Now, two Botanical Garden principals, both zoologists by training, have created a simple, easy-to-use field guide to animals in the Garden and the rest of the East Bay hills — from the much-celebrated newts found in and around the pond in the Garden’s Asian section to Cooper’s hawks, black-headed grosbeaks and tiny Pacific chorus frogs that populate the trees.
“It’s a recognition that many who come to the Garden, especially kids, are really more excited at first by seeing a wild animal than a plant,” says director Paul Licht, who collaborated with Chris Carmichael, associate director of collections and horticulture, to create the identification tool.
Local artist Dana Gardner did the original watercolor illustrations, which will be on sale, along with the laminated, fold-out guide itself, at a launch party at the Garden on Friday, May 20.
The idea for a faunal field guide was first proposed several years ago.

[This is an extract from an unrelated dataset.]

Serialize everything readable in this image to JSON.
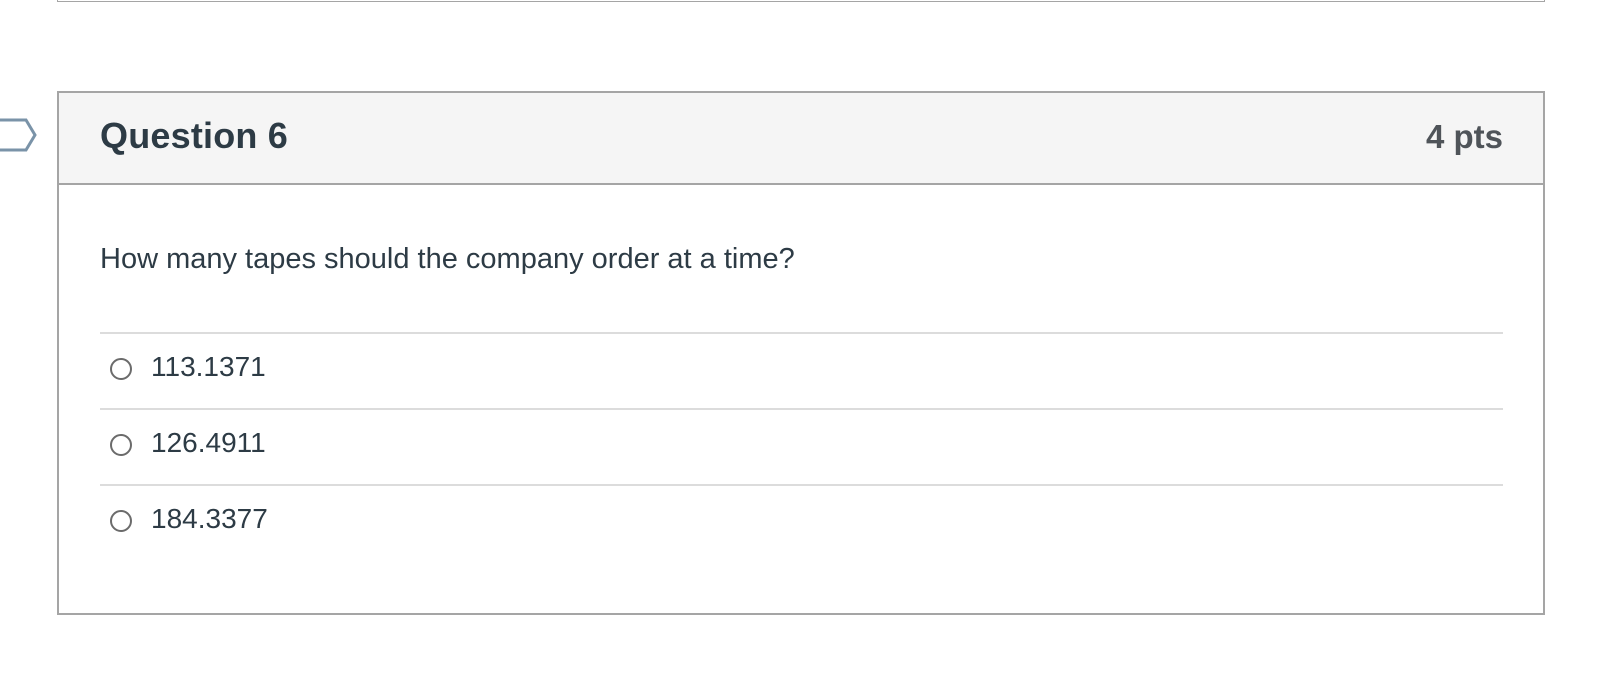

The two zoologists, not surprisingly, were excited about the project, and opted ultimately to include some East Bay hills creatures that the Garden’s fences, by design, keep out.
“We’re part of the total ecology of the hills,” says Licht. “To make the guide more generally useful, we added animals like lions, bobcats and deer.”
Given limited space, not every local critter could be included. Moles didn’t make the cut, nor did some introduced (non-native) species. One of the most common butterflies in the area, the non-native cabbage white butterfly, is shown, notes Carmichael. “We also included the widely introduced multicolored Asian lady beetle” and the honey bee, “which is non-native but rather crucial to California agriculture.”
After pilot testing with kids, the final “Illustrated Guide to Common Animals of the East Bay Hills” showcases close to 125 animals most likely to be sighted on a stroll through the Garden or a hike in one of the regional parks: 10 reptiles, 5 amphibians, 18 mammals, 61 birds, 21 insects and a perennial favorite (if only for the ugh factor) from genus Ariolimax, the banana slug. The guide sells for $8.95.
Recently, Licht notes, infrared-enabled “critter cams,” installed at the Garden as part of a student project, confirmed that “all the usual suspects — wood rats, fox, raccoon, skunk” — are on the move in the Garden under cover of darkness.
Climate change, he speculates, may partially explain the arrival of newcomers to the Garden such as hooded oriole, “which didn’t appear here until a dozen years ago and are now quite common” and American crows, which are now nesting in the trees and are “very formidable predators” of lizards, snakes and small birds.
“We’ve never seen a barn owl or a bluebird,” adds Licht. “But this year — because we’ve given up using all rodenticides and poisons — we’ve put up a barn owl nest box, on the philosophy ‘build it and they will come.’ Barn owls are incredible rodent controllers.”